▶ Task prompt: A word-for-word restatement of the listing is the only acceptable answer.

- Opening Delimiter -

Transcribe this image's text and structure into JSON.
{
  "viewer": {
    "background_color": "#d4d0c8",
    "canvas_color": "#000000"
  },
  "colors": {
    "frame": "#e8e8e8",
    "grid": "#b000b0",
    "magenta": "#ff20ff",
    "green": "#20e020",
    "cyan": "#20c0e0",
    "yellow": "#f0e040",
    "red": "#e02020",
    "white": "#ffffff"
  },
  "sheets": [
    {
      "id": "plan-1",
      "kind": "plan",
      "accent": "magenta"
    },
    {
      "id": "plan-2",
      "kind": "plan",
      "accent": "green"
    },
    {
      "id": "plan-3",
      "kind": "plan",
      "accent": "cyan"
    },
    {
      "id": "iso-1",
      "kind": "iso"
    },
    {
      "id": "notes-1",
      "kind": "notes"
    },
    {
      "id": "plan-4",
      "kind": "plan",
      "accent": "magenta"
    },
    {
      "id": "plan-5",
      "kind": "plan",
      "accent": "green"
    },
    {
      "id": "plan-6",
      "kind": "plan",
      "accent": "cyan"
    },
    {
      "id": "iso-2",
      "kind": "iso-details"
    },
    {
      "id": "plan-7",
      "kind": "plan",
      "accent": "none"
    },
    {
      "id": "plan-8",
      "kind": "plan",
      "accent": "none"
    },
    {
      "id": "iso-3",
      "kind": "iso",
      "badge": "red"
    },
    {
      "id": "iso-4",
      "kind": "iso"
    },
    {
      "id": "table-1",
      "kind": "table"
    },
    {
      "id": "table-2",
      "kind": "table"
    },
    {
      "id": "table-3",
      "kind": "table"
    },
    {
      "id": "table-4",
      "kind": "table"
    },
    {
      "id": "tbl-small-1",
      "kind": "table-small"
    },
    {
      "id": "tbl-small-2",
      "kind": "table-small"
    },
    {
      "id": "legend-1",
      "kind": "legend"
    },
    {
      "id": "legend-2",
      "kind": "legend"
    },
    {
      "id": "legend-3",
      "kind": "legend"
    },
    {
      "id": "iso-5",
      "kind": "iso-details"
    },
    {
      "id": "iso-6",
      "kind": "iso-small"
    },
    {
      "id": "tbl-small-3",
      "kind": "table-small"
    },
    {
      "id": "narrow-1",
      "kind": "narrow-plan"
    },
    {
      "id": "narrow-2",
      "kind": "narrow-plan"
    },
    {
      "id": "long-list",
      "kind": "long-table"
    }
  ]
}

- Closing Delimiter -

▶ Answer to the exercise:
Transcribe this image's text and structure into JSON.
{
  "viewer": {
    "background_color": "#d4d0c8",
    "canvas_color": "#000000"
  },
  "colors": {
    "frame": "#e8e8e8",
    "grid": "#b000b0",
    "magenta": "#ff20ff",
    "green": "#20e020",
    "cyan": "#20c0e0",
    "yellow": "#f0e040",
    "red": "#e02020",
    "white": "#ffffff"
  },
  "sheets": [
    {
      "id": "plan-1",
      "kind": "plan",
      "accent": "magenta"
    },
    {
      "id": "plan-2",
      "kind": "plan",
      "accent": "green"
    },
    {
      "id": "plan-3",
      "kind": "plan",
      "accent": "cyan"
    },
    {
      "id": "iso-1",
      "kind": "iso"
    },
    {
      "id": "notes-1",
      "kind": "notes"
    },
    {
      "id": "plan-4",
      "kind": "plan",
      "accent": "magenta"
    },
    {
      "id": "plan-5",
      "kind": "plan",
      "accent": "green"
    },
    {
      "id": "plan-6",
      "kind": "plan",
      "accent": "cyan"
    },
    {
      "id": "iso-2",
      "kind": "iso-details"
    },
    {
      "id": "plan-7",
      "kind": "plan",
      "accent": "none"
    },
    {
      "id": "plan-8",
      "kind": "plan",
      "accent": "none"
    },
    {
      "id": "iso-3",
      "kind": "iso",
      "badge": "red"
    },
    {
      "id": "iso-4",
      "kind": "iso"
    },
    {
      "id": "table-1",
      "kind": "table"
    },
    {
      "id": "table-2",
      "kind": "table"
    },
    {
      "id": "table-3",
      "kind": "table"
    },
    {
      "id": "table-4",
      "kind": "table"
    },
    {
      "id": "tbl-small-1",
      "kind": "table-small"
    },
    {
      "id": "tbl-small-2",
      "kind": "table-small"
    },
    {
      "id": "legend-1",
      "kind": "legend"
    },
    {
      "id": "legend-2",
      "kind": "legend"
    },
    {
      "id": "legend-3",
      "kind": "legend"
    },
    {
      "id": "iso-5",
      "kind": "iso-details"
    },
    {
      "id": "iso-6",
      "kind": "iso-small"
    },
    {
      "id": "tbl-small-3",
      "kind": "table-small"
    },
    {
      "id": "narrow-1",
      "kind": "narrow-plan"
    },
    {
      "id": "narrow-2",
      "kind": "narrow-plan"
    },
    {
      "id": "long-list",
      "kind": "long-table"
    }
  ]
}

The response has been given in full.